Which was the better show at the 1.5-mile oval: Last year’s playoff opener or Sunday?
The smart money here is on the Sept. 16, 2018 race that was hailed by many as the best kickoff event in 15 years of NASCAR’s 10-race championship structure. With many championship contenders desperately pushing beyond the limits of their cars and tires, there were five restarts in the last 40 laps, and Kyle Larson delivered one of the greatest passes for the lead in 2018.
That race was run less than three weeks before NASCAR unveiled its 2019 rules package.
The two-race sample size is small, but Team Penske’s ability to adapt still should be hailed. The consecutive victories by Keselowski and Logano underscore that when things change in Cup, Penske is as nimble as any organization in addressing the challenge. Look no further than the 2014 move to group qualifying, and how quickly Keselowski and Logano became final-round fixtures.
The wild qualifying session at Las Vegas reminded Jimmie Johnson of the short-lived experiment with group qualifying on restrictor-plate tracks four years ago.
“I think it was great entertainment, but we were all afraid of how many cars we were going to tear up,” Johnson said. “So far, no cars are torn up (at Las Vegas), but I think that opportunity really exists.”
Regardless of what the temperature is among fan councils, social media surveys and satellite radio discussions, there is one given about the 2019 rules: They are here to stay.
There are no quick tweaks to this package. When you dramatically reduce horsepower, it requires some heavy lifting. That’s the reason the package wasn’t implemented for a few races last season after the 2018 All-Star Race; it would have been too much strain on engine builders.
This won’t unfold like the 2015 season when NASCAR quickly detoured into high-drag and low-downforce options because it was dissatisfied with 1.5-mile action
Backing up to the 2018 rules package would require months of work (never mind huge sums of cash) for engine builders who are boxed in by the hardware and logistics driven by meticulously scheduled inventories of V8 engines.
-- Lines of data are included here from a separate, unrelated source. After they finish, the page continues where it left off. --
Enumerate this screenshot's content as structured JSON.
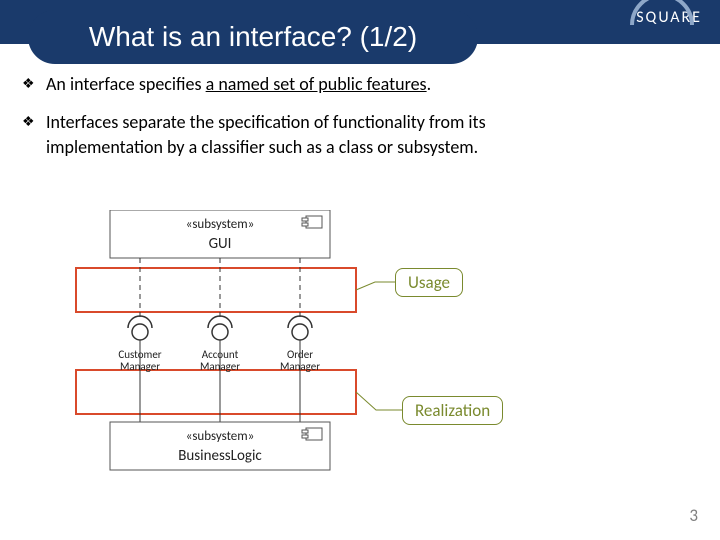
{
  "header": {
    "title": "What is an interface? (1/2)"
  },
  "brand": {
    "label": "SQUARE"
  },
  "bullets": [
    {
      "prefix": "An interface specifies ",
      "emphasis": "a named set of public features",
      "suffix": "."
    },
    {
      "text": "Interfaces separate the specification of functionality from its implementation by a classifier such as a class or subsystem."
    }
  ],
  "diagram": {
    "subsystem_top": {
      "stereotype": "«subsystem»",
      "name": "GUI"
    },
    "subsystem_bottom": {
      "stereotype": "«subsystem»",
      "name": "BusinessLogic"
    },
    "interfaces": [
      {
        "name": "Customer Manager"
      },
      {
        "name": "Account Manager"
      },
      {
        "name": "Order Manager"
      }
    ],
    "callouts": {
      "usage": "Usage",
      "realization": "Realization"
    }
  },
  "page_number": "3"
}
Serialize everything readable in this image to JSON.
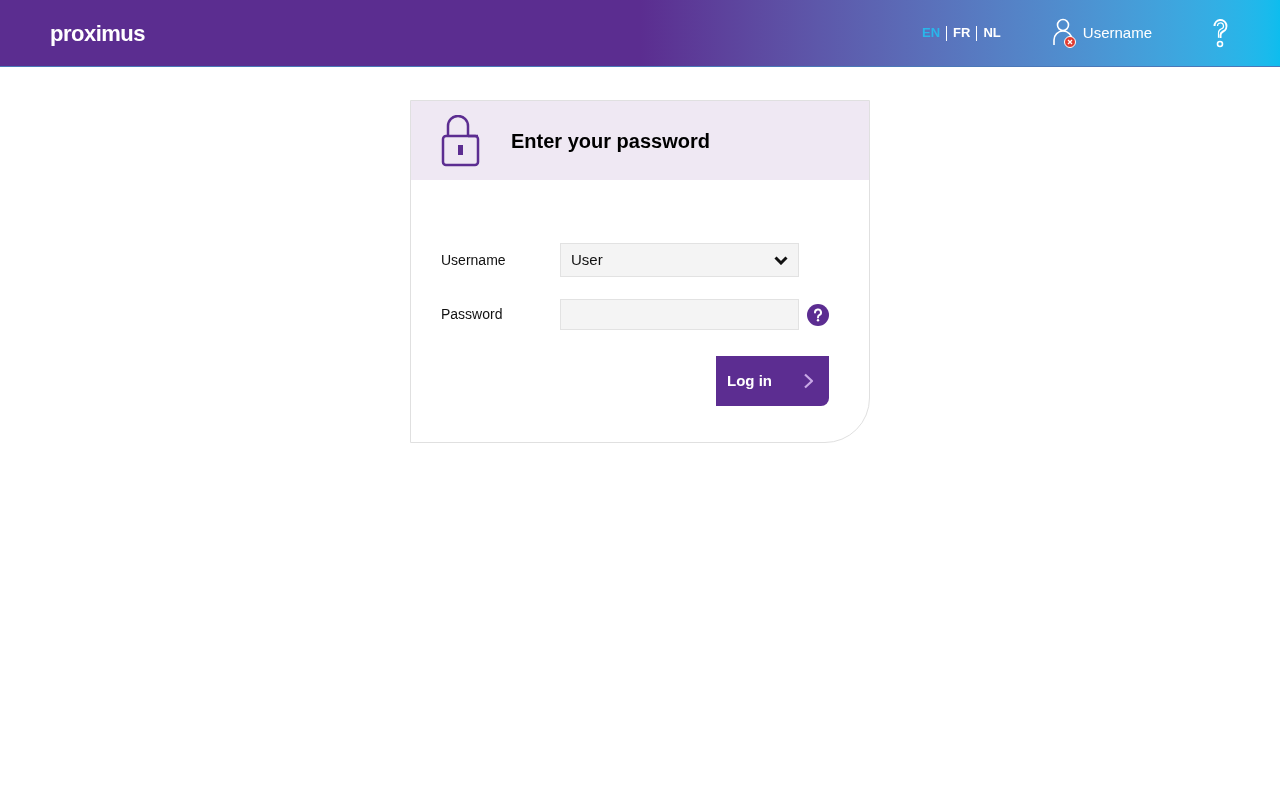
{
  "header": {
    "logo": "proximus",
    "languages": [
      {
        "label": "EN",
        "selected": true
      },
      {
        "label": "FR",
        "selected": false
      },
      {
        "label": "NL",
        "selected": false
      }
    ],
    "user": {
      "label": "Username",
      "alert": true
    }
  },
  "login_card": {
    "title": "Enter your password",
    "fields": [
      {
        "kind": "select",
        "label": "Username",
        "value": "User"
      },
      {
        "kind": "password",
        "label": "Password",
        "help_icon": true
      }
    ],
    "submit": {
      "label": "Log in"
    }
  }
}
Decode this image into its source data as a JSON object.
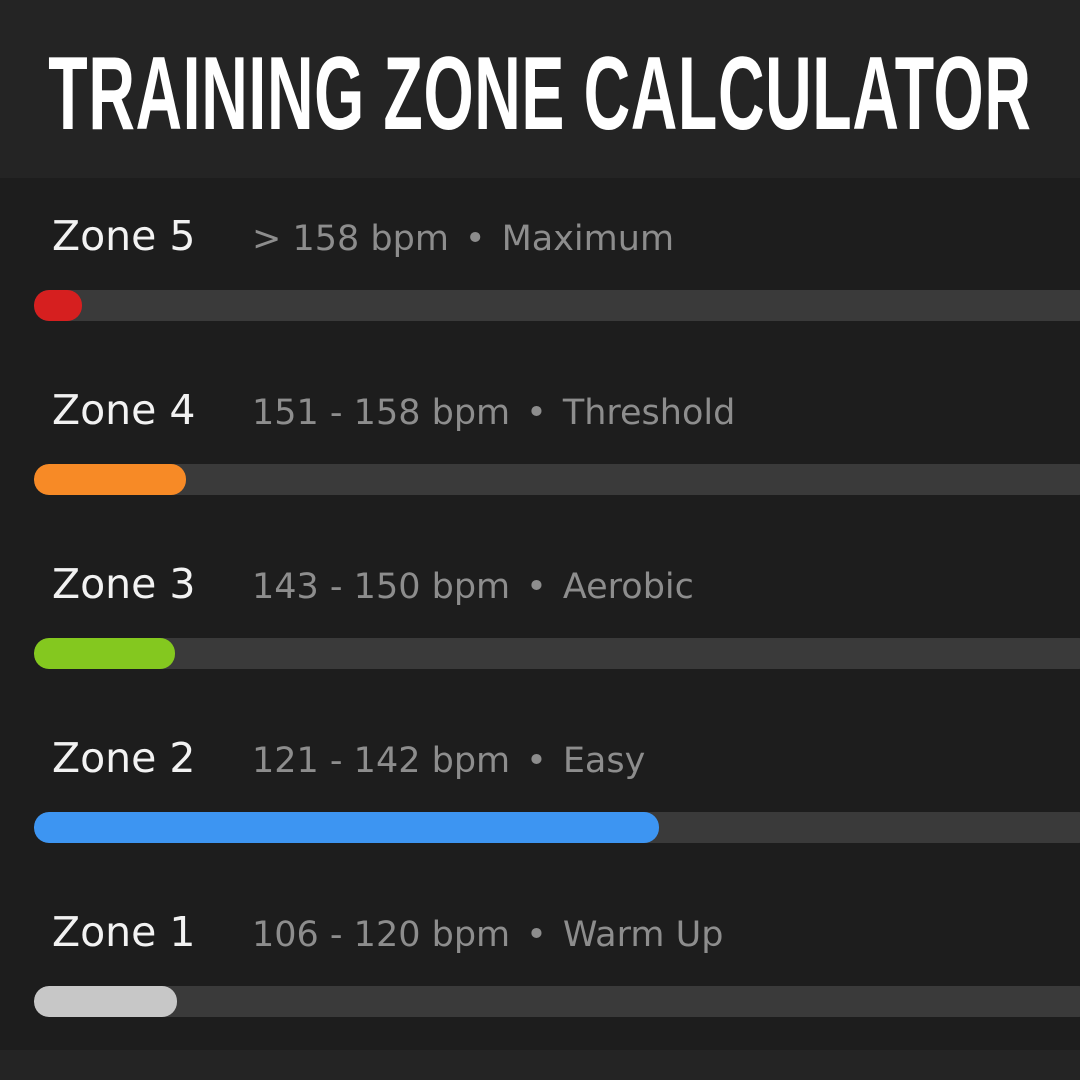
{
  "title": "TRAINING ZONE CALCULATOR",
  "zones": [
    {
      "name": "Zone 5",
      "range": "> 158 bpm",
      "label": "Maximum",
      "fill": 0.045,
      "color": "#d61f1f"
    },
    {
      "name": "Zone 4",
      "range": "151 - 158 bpm",
      "label": "Threshold",
      "fill": 0.143,
      "color": "#f78a26"
    },
    {
      "name": "Zone 3",
      "range": "143 - 150 bpm",
      "label": "Aerobic",
      "fill": 0.133,
      "color": "#84c81f"
    },
    {
      "name": "Zone 2",
      "range": "121 - 142 bpm",
      "label": "Easy",
      "fill": 0.59,
      "color": "#3d95f2"
    },
    {
      "name": "Zone 1",
      "range": "106 - 120 bpm",
      "label": "Warm Up",
      "fill": 0.135,
      "color": "#c7c7c7"
    }
  ],
  "separator": "•",
  "track_color": "#3a3a3a"
}
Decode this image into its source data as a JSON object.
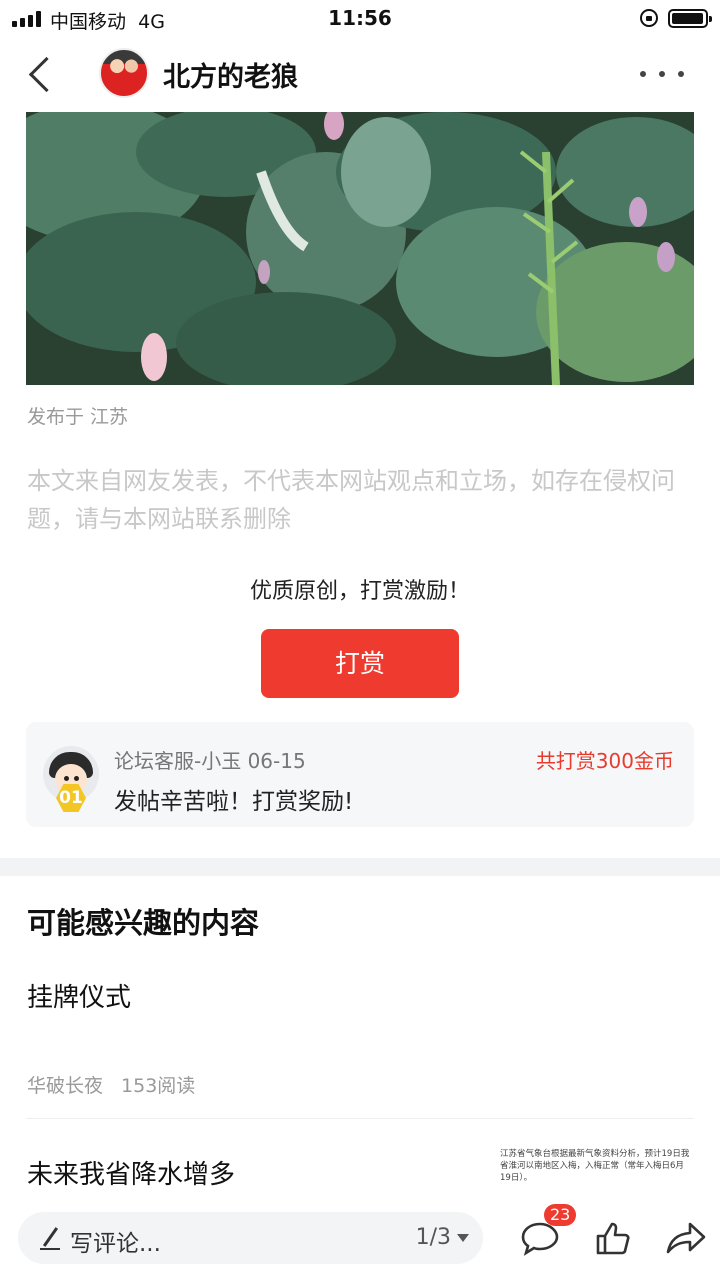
{
  "status_bar": {
    "carrier": "中国移动",
    "network": "4G",
    "time": "11:56"
  },
  "nav": {
    "title": "北方的老狼"
  },
  "post": {
    "location": "发布于 江苏",
    "disclaimer": "本文来自网友发表，不代表本网站观点和立场，如存在侵权问题，请与本网站联系删除",
    "reward_prompt": "优质原创，打赏激励！",
    "reward_button": "打赏"
  },
  "tip": {
    "name_date": "论坛客服-小玉 06-15",
    "level": "01",
    "message": "发帖辛苦啦！打赏奖励!",
    "total": "共打赏300金币"
  },
  "recommend": {
    "heading": "可能感兴趣的内容",
    "items": [
      {
        "title": "挂牌仪式",
        "author": "华破长夜",
        "reads": "153阅读"
      },
      {
        "title": "未来我省降水增多",
        "thumb_text": "江苏省气象台根据最新气象资料分析，预计19日我省淮河以南地区入梅，入梅正常（常年入梅日6月19日）。"
      }
    ]
  },
  "bottom_bar": {
    "comment_placeholder": "写评论...",
    "page_indicator": "1/3",
    "comment_count": "23"
  },
  "icons": {
    "back": "chevron-left-icon",
    "more": "more-dots-icon",
    "comment": "comment-bubble-icon",
    "like": "thumbs-up-icon",
    "share": "share-arrow-icon",
    "pen": "pen-icon"
  },
  "colors": {
    "accent": "#ee3a2f",
    "muted_text": "#999999",
    "card_bg": "#f6f7f9"
  }
}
It isn’t as simple as pulling out the aero ducts and tuning up the engines.
NASCAR is locked into 550 horsepower for the foreseeable future.
No matter what you thought of Sunday’s race, the reality is that package is here to stay.